The art of painting and decorating eggs is known as “Pysanka”. The brightly coloured eggs are symbolic of spring flowers and the new beginnings previously mentioned. It is said that King Edward I of England may also have contributed to the tradition of decorating eggs to celebrate Easter. In the 13th century, Edward I ordered 450 eggs to be coloured and decorated with gold-leaf. They were presented as Easter gifts to the rest of the royal household. In Christianity, Easter Eggs are coloured red to symbolise the blood of Jesus. Originally, egg dyes were made out of natural items such as onion peels, tree bark, flower petals, and juices.
3. Why do we give each other eggs at Easter?
The exchange of eggs for Easter dates back to a springtime custom older than Easter itself! Eggs were given as a symbol of fertility and rebirth (remember in point 1 that Eastre/Ostara means “womb”?). This can be traced back to the Egyptians, Persians, Gauls, Greeks and the Romans. In Christianity, for the celebration of “Eastertide”, the egg represents the empty tomb of Jesus, from which Jesus was resurrected. In a nutshell, (or in this case, eggshell) we give each other eggs as a symbol of joy, rebirth/new life, and new beginnings – basically all things positive, optimistic and happy.
4. Why is there an Easter Bunny? What do bunnies have to do with eggs? Or Easter?
The Easter Bunny originates from paintings of the Anglo Saxon Goddess Eastre, who was always depicted holding a hare – take a look back at the picture at point 1! Originally it was the Easter Hare, but this has evolved to be the Easter Bunny, I can only presume because, on the whole, bunnies are a little bit cuter than hares and are more appealing to children?! (Ever found a baby hare, or leveret, in the horses’ fields? They are cute!)
5. When were the first chocolate Easter Eggs made?
Chocolate eggs are said to have originated in France and Germany in the early 19th century but here in the UK it was J. S. Fry & Sons Limited who produced the first chocolate egg in 1873. John Cadbury made his first ‘French eating Chocolate’ in 1842 but it was not until 1875 that the first Cadbury Easter Eggs were made.
6. What is the biggest Easter Egg in the world?
The tallest chocolate Easter egg ever entered the Guinness Book of Records in 2011. It was made in Italy and was a whopping 10.39 metres in height and 7,200 kg in weight. When it was measured at Le Acciaierie Shopping Centre, in Cortenuova, Italy, it was taller than a giraffe and heavier than an elephant!
I wonder what the surprise inside it was? A hundred-weight of jelly beans? A small car?
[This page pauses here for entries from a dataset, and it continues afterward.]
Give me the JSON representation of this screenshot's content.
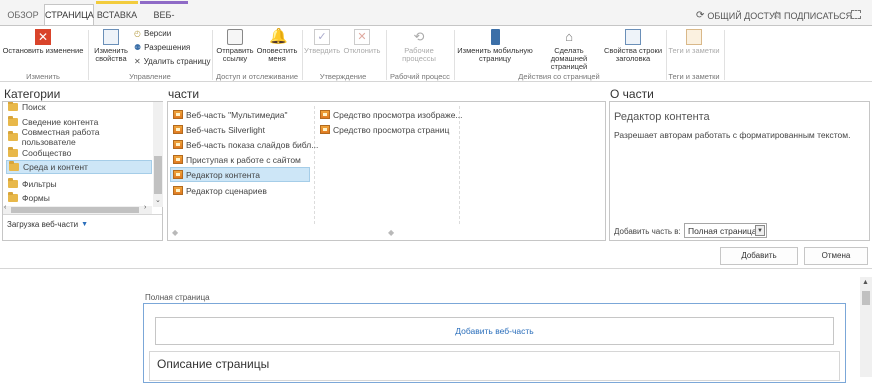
{
  "tabs": [
    {
      "label": "ОБЗОР"
    },
    {
      "label": "СТРАНИЦА"
    },
    {
      "label": "ВСТАВКА"
    },
    {
      "label": "ВЕБ-ЧАСТЬ"
    }
  ],
  "topright": {
    "share": "ОБЩИЙ ДОСТУП",
    "follow": "ПОДПИСАТЬСЯ"
  },
  "ribbon": {
    "stop_edit": "Остановить изменение",
    "edit_group": "Изменить",
    "edit_props": "Изменить свойства",
    "versions": "Версии",
    "permissions": "Разрешения",
    "delete_page": "Удалить страницу",
    "manage_group": "Управление",
    "send_link": "Отправить ссылку",
    "alert_me": "Оповестить меня",
    "share_group": "Доступ и отслеживание",
    "approve": "Утвердить",
    "reject": "Отклонить",
    "approval_group": "Утверждение",
    "workflows": "Рабочие процессы",
    "workflow_group": "Рабочий процесс",
    "mobile_page": "Изменить мобильную страницу",
    "make_home": "Сделать домашней страницей",
    "title_bar": "Свойства строки заголовка",
    "page_actions_group": "Действия со страницей",
    "tags": "Теги и заметки",
    "tags_group": "Теги и заметки"
  },
  "adder": {
    "categories_title": "Категории",
    "parts_title": "части",
    "about_title": "О части",
    "categories": [
      "Поиск",
      "Сведение контента",
      "Совместная работа пользователе",
      "Сообщество",
      "Среда и контент",
      "Фильтры",
      "Формы"
    ],
    "selected_category": "Среда и контент",
    "upload": "Загрузка веб-части",
    "parts_col1": [
      "Веб-часть \"Мультимедиа\"",
      "Веб-часть Silverlight",
      "Веб-часть показа слайдов библ...",
      "Приступая к работе с сайтом",
      "Редактор контента",
      "Редактор сценариев"
    ],
    "parts_col2": [
      "Средство просмотра изображе...",
      "Средство просмотра страниц"
    ],
    "selected_part": "Редактор контента",
    "about_name": "Редактор контента",
    "about_desc": "Разрешает авторам работать с форматированным текстом.",
    "add_to_label": "Добавить часть в:",
    "add_to_value": "Полная страница",
    "add_button": "Добавить",
    "cancel_button": "Отмена"
  },
  "page": {
    "zone_label": "Полная страница",
    "add_webpart_link": "Добавить веб-часть",
    "description_heading": "Описание страницы"
  }
}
7. What is the most expensive Easter Egg ever made?
In 2007, an egg covered in diamonds sold for almost £9 million.
Described as looking like a cross between a Faberge egg and a Damien Hirst skull, the egg is very special because, every hour, a cockerel made of jewels pops up from the top of the egg, flaps its wings four times, nods its head three times and makes a crowing noise!
Sorry friends, but it’s a Smarties egg this year. Again.
8. Eggs for Breakfast?
Every child* in the UK receives an average of 8.8 Easter eggs every year – at least double their recommended calorie intake for a whole week.
*loosely speaking (Hey, you’re as young as you feel. Plus, Easter is an exception. And Christmas. And birthdays. And….
9. Sharing isn’t caring when it comes to Easter chocolate
Whilst us animal-lovers share the greater part of our lives with our fur friends and family we really mustn’t share our Easter treats with them. Chocolate contains a chemical called ‘Theobromine’ which is toxic to dogs, cats and horses. Giving animals chocolate intended for humans really is like giving them a poisonous substance and, in some cases, the results can be fatal. It’s better to buy your pets an Easter treat with a recipe that has been devised for them by specialists, and keep your Easter chocolate all to yourself!
10. How do you eat yours?
Studies show that 76% of people eat the ears on chocolate bunnies first, 5% eat the feet first and 4% eat the tail first. 0.1% leave it complete because they simply can’t dismember an actual animal. Or is that just me?
We absolutely love this video of Mark Nelson’s daughter asking is the Easter Bunny and Jesus best pals! (Buttons are my favourite, too!)